_Provided records:_
+ + +

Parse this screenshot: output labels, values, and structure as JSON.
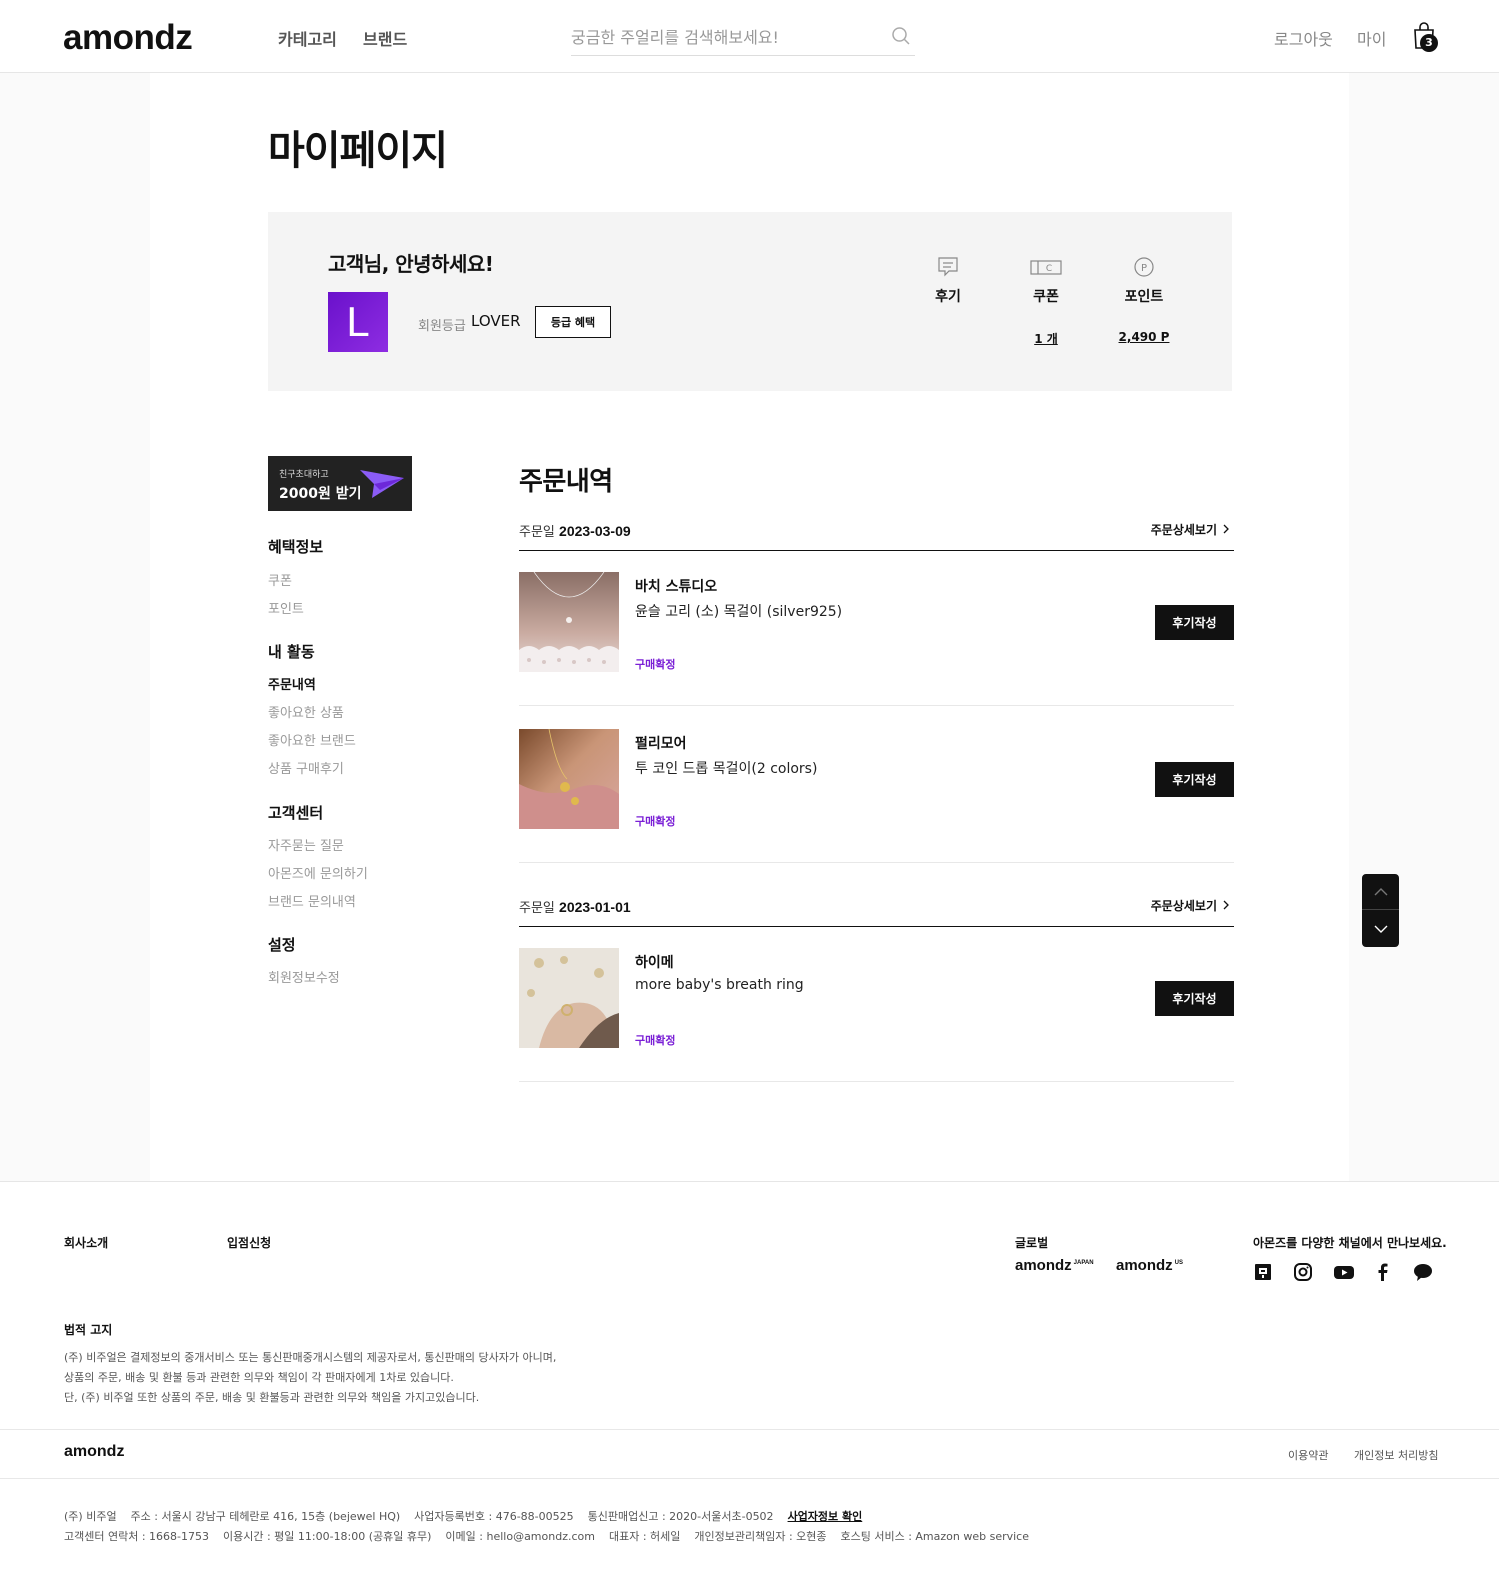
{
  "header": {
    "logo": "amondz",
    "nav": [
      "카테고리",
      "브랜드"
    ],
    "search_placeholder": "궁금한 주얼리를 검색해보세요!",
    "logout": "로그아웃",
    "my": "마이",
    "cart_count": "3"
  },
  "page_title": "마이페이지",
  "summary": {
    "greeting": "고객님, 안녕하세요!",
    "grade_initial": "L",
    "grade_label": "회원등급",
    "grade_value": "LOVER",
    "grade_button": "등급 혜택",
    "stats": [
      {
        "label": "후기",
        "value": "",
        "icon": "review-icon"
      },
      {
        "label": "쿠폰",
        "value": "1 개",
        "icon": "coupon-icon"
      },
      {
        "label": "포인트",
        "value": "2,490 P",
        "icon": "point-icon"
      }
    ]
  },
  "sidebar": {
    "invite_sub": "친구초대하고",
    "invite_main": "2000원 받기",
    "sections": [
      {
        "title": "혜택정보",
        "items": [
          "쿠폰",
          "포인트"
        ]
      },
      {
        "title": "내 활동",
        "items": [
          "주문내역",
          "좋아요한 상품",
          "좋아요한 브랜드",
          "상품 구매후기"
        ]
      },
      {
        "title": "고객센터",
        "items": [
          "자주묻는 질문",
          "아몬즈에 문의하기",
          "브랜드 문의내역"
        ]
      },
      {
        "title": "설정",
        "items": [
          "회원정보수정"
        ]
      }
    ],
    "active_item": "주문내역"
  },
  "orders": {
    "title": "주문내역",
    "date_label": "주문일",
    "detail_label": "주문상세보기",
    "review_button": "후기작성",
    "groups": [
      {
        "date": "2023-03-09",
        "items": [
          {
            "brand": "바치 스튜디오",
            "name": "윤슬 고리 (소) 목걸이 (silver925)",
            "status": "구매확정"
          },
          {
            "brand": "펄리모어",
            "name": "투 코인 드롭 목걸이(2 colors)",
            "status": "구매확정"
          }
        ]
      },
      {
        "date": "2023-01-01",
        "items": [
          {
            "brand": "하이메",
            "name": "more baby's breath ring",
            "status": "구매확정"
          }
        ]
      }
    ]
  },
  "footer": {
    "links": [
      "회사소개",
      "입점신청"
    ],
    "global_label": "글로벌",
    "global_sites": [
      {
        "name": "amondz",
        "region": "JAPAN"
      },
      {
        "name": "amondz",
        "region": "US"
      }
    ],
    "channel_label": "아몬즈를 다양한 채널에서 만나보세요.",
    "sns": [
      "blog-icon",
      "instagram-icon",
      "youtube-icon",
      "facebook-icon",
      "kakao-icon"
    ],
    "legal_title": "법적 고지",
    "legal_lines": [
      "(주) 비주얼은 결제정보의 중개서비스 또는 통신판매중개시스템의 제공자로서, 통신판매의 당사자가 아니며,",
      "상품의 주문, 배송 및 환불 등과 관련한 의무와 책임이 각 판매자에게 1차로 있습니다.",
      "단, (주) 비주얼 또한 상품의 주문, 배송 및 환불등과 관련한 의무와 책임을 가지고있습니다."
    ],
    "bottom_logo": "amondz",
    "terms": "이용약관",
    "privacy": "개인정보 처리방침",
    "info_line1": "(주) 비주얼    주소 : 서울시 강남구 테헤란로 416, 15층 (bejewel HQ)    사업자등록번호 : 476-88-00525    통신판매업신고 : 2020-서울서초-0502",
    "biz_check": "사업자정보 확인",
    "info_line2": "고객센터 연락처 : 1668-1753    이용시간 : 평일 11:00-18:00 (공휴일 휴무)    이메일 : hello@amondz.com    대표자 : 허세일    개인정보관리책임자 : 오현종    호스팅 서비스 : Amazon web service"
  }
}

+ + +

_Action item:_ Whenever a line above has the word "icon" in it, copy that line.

_Exercise answer:_
        "icon": "review-icon"
        "icon": "coupon-icon"
        "icon": "point-icon"
      "blog-icon",
      "instagram-icon",
      "youtube-icon",
      "facebook-icon",
      "kakao-icon"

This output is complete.